***** Input for this task

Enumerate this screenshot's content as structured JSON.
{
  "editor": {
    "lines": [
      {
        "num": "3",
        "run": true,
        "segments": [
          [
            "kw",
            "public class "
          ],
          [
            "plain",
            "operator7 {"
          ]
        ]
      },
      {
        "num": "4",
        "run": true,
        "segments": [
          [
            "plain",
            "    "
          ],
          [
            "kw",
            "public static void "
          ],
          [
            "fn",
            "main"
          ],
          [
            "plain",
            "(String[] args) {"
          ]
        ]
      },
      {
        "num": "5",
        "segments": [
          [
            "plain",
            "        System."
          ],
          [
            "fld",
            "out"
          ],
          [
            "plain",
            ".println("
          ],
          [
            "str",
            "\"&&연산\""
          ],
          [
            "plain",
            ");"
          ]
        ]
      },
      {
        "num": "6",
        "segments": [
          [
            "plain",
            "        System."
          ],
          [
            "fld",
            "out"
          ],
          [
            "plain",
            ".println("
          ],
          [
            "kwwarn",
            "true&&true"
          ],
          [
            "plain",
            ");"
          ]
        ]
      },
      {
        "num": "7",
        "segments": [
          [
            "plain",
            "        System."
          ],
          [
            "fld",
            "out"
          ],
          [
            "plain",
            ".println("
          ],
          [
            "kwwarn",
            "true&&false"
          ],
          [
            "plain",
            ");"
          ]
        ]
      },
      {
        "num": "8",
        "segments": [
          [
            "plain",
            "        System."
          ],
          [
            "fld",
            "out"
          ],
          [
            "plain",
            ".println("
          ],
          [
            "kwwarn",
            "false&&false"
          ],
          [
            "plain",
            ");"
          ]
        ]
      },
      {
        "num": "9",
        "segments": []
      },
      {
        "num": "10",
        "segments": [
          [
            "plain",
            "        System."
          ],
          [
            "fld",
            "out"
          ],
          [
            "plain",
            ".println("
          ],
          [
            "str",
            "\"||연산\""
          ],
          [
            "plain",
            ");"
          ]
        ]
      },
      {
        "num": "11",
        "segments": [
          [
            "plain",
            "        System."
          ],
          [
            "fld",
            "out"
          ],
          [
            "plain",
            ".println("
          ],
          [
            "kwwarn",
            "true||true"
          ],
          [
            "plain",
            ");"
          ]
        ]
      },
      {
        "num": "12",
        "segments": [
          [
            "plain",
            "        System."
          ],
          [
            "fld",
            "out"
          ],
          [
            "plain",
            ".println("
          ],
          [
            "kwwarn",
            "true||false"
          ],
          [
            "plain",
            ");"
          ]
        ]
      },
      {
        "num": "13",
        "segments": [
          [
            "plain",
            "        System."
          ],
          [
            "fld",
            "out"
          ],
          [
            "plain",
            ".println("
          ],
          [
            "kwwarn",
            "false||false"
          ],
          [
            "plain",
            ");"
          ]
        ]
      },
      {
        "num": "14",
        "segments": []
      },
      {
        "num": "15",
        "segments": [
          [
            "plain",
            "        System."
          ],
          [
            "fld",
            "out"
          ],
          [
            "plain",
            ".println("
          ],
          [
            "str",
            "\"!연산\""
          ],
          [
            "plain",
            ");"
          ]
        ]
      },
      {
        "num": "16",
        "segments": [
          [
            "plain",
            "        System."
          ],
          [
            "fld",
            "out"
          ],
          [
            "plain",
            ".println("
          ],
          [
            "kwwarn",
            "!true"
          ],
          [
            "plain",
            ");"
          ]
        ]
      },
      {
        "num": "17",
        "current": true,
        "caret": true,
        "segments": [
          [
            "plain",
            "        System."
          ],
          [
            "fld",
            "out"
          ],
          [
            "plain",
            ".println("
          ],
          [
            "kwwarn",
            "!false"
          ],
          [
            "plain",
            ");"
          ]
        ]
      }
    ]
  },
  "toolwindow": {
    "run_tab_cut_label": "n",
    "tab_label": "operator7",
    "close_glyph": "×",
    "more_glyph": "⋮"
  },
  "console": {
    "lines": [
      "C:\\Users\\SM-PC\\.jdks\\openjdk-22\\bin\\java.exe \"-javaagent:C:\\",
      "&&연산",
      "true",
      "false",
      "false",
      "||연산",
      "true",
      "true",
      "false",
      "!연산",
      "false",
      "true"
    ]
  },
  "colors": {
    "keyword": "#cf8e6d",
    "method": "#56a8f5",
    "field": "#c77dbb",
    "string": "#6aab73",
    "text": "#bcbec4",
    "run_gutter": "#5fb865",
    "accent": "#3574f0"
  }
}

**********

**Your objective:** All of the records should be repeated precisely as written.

**Exercise response:**
Enumerate this screenshot's content as structured JSON.
{
  "editor": {
    "lines": [
      {
        "num": "3",
        "run": true,
        "segments": [
          [
            "kw",
            "public class "
          ],
          [
            "plain",
            "operator7 {"
          ]
        ]
      },
      {
        "num": "4",
        "run": true,
        "segments": [
          [
            "plain",
            "    "
          ],
          [
            "kw",
            "public static void "
          ],
          [
            "fn",
            "main"
          ],
          [
            "plain",
            "(String[] args) {"
          ]
        ]
      },
      {
        "num": "5",
        "segments": [
          [
            "plain",
            "        System."
          ],
          [
            "fld",
            "out"
          ],
          [
            "plain",
            ".println("
          ],
          [
            "str",
            "\"&&연산\""
          ],
          [
            "plain",
            ");"
          ]
        ]
      },
      {
        "num": "6",
        "segments": [
          [
            "plain",
            "        System."
          ],
          [
            "fld",
            "out"
          ],
          [
            "plain",
            ".println("
          ],
          [
            "kwwarn",
            "true&&true"
          ],
          [
            "plain",
            ");"
          ]
        ]
      },
      {
        "num": "7",
        "segments": [
          [
            "plain",
            "        System."
          ],
          [
            "fld",
            "out"
          ],
          [
            "plain",
            ".println("
          ],
          [
            "kwwarn",
            "true&&false"
          ],
          [
            "plain",
            ");"
          ]
        ]
      },
      {
        "num": "8",
        "segments": [
          [
            "plain",
            "        System."
          ],
          [
            "fld",
            "out"
          ],
          [
            "plain",
            ".println("
          ],
          [
            "kwwarn",
            "false&&false"
          ],
          [
            "plain",
            ");"
          ]
        ]
      },
      {
        "num": "9",
        "segments": []
      },
      {
        "num": "10",
        "segments": [
          [
            "plain",
            "        System."
          ],
          [
            "fld",
            "out"
          ],
          [
            "plain",
            ".println("
          ],
          [
            "str",
            "\"||연산\""
          ],
          [
            "plain",
            ");"
          ]
        ]
      },
      {
        "num": "11",
        "segments": [
          [
            "plain",
            "        System."
          ],
          [
            "fld",
            "out"
          ],
          [
            "plain",
            ".println("
          ],
          [
            "kwwarn",
            "true||true"
          ],
          [
            "plain",
            ");"
          ]
        ]
      },
      {
        "num": "12",
        "segments": [
          [
            "plain",
            "        System."
          ],
          [
            "fld",
            "out"
          ],
          [
            "plain",
            ".println("
          ],
          [
            "kwwarn",
            "true||false"
          ],
          [
            "plain",
            ");"
          ]
        ]
      },
      {
        "num": "13",
        "segments": [
          [
            "plain",
            "        System."
          ],
          [
            "fld",
            "out"
          ],
          [
            "plain",
            ".println("
          ],
          [
            "kwwarn",
            "false||false"
          ],
          [
            "plain",
            ");"
          ]
        ]
      },
      {
        "num": "14",
        "segments": []
      },
      {
        "num": "15",
        "segments": [
          [
            "plain",
            "        System."
          ],
          [
            "fld",
            "out"
          ],
          [
            "plain",
            ".println("
          ],
          [
            "str",
            "\"!연산\""
          ],
          [
            "plain",
            ");"
          ]
        ]
      },
      {
        "num": "16",
        "segments": [
          [
            "plain",
            "        System."
          ],
          [
            "fld",
            "out"
          ],
          [
            "plain",
            ".println("
          ],
          [
            "kwwarn",
            "!true"
          ],
          [
            "plain",
            ");"
          ]
        ]
      },
      {
        "num": "17",
        "current": true,
        "caret": true,
        "segments": [
          [
            "plain",
            "        System."
          ],
          [
            "fld",
            "out"
          ],
          [
            "plain",
            ".println("
          ],
          [
            "kwwarn",
            "!false"
          ],
          [
            "plain",
            ");"
          ]
        ]
      }
    ]
  },
  "toolwindow": {
    "run_tab_cut_label": "n",
    "tab_label": "operator7",
    "close_glyph": "×",
    "more_glyph": "⋮"
  },
  "console": {
    "lines": [
      "C:\\Users\\SM-PC\\.jdks\\openjdk-22\\bin\\java.exe \"-javaagent:C:\\",
      "&&연산",
      "true",
      "false",
      "false",
      "||연산",
      "true",
      "true",
      "false",
      "!연산",
      "false",
      "true"
    ]
  },
  "colors": {
    "keyword": "#cf8e6d",
    "method": "#56a8f5",
    "field": "#c77dbb",
    "string": "#6aab73",
    "text": "#bcbec4",
    "run_gutter": "#5fb865",
    "accent": "#3574f0"
  }
}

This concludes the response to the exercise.